In honor of the 4th, here are Independence Day’s extreme events.

Normals
High: 85
Low: 65
Precipitation: 0.15″

# of July 4ths Where the Maximum was…
100 or Above: 3
90 or Above: 34
80 and Above: 104
79 and Below: 31
69 and Below: 2

# of July 4ths Where the Minimum was…
70 or Above: 26
60 or Above: 95
59 or Below: 40
49 or Below: 2

Top 5 Warmest Highs
1. 1911: 104
2. 1897: 102
3. 2012: 100
4. 1919: 97
5. 1900, 1921, 1949, 2002: 96

Top 5 Coldest Highs
1. 1882, 1922: 69
2. 1924, 1967, 1978, 2008: 71
3. 1909, 1927, 1972, 1979: 72
4. 1920: 73
5. 1937, 1989: 74

Top 5 Warmest Lows
1. 1911: 79
2. 1897, 1900, 1999: 75
3. 1879, 1921: 74
4. 1883, 1902, 2012: 73
5. 1899, 1919, 1991, 2004: 72

Top 5 Coldest Lows
1. 1968: 47
2. 1963: 49
3. 1996: 50
4. 1986: 51
5. 1927, 1940: 52

# of July 4ths where Precipitation was…
0: 65
Trace: 18
0.01-0.24: 32
0.25-0.49: 8
0.50-0.74: 8
0.75-0.99: 2
1.00 and Above: 2

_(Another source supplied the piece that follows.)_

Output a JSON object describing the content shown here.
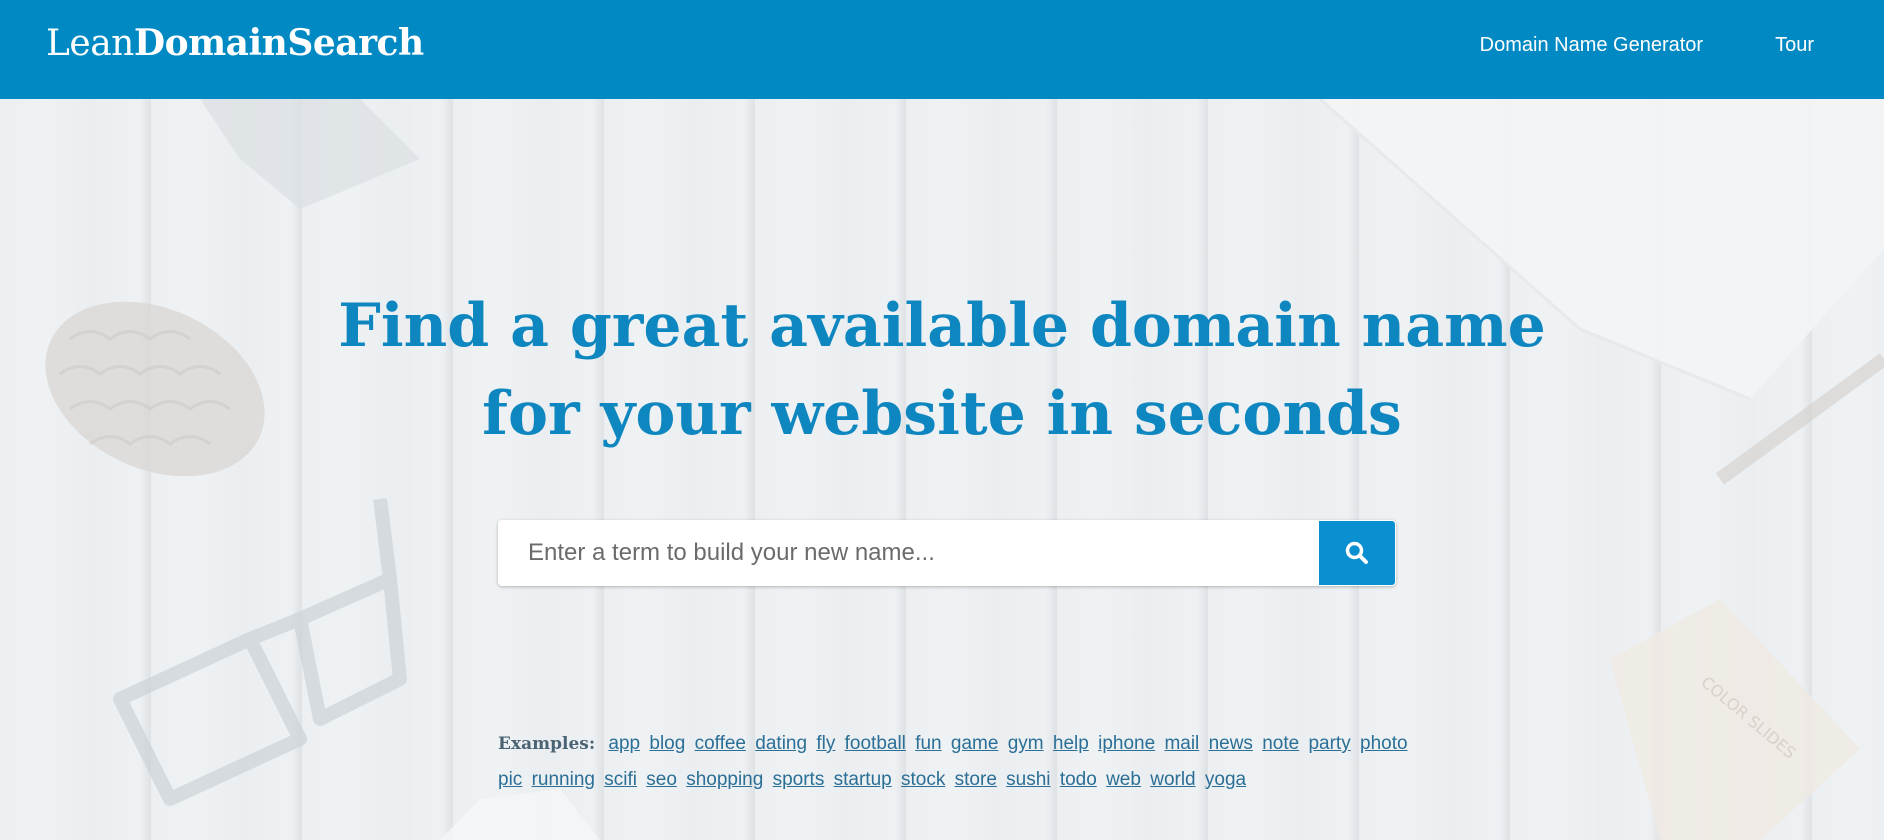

Top 10 Wettest
1. 1984: 1.38″
2. 1935: 1.04″
3. 1915: 0.86″
4. 1932: 0.84″
5. 1957: 0.66″
6. 2008: 0.61″
7. 1939: 0.60″
8. 2003: 0.59″
9. 1926: 0.58″
10. 2006: 0.56″

Ohio’s most infamous July 4th weather event, occurred in 1969. Severe thunderstorms developed over southeastern Michigan and moved southeastward into the Ohio lakeshore communities around 7:30PM on July 4th. Every lakeshore community from Toledo to Cleveland was affected, as well as areas further inland. The storms continuously trained over the same areas from Lucas to Wayne counties for several hours, dropping torrential rains, tornadoes, high winds, hail and lightning. Rainfall in a 100-mile stretch from just southeast of Toledo into Wayne County totaled 6″-14″. These rains caused record local flooding. All told, the storms of July 4th-5th, 1969 caused $65 million in damage, damaged or destroyed 10,000 homes, 7,000 cars, 104 businesses, 300 mobile homes and more than 700 boats. 41 people were killed and 559 were injured, mostly from flooding. This was the 3rd most damaging flood in Ohio history, behind January 1959 and March 1913. Columbus was too far south to see any of the storms and received just 0.03″ of rain for the period.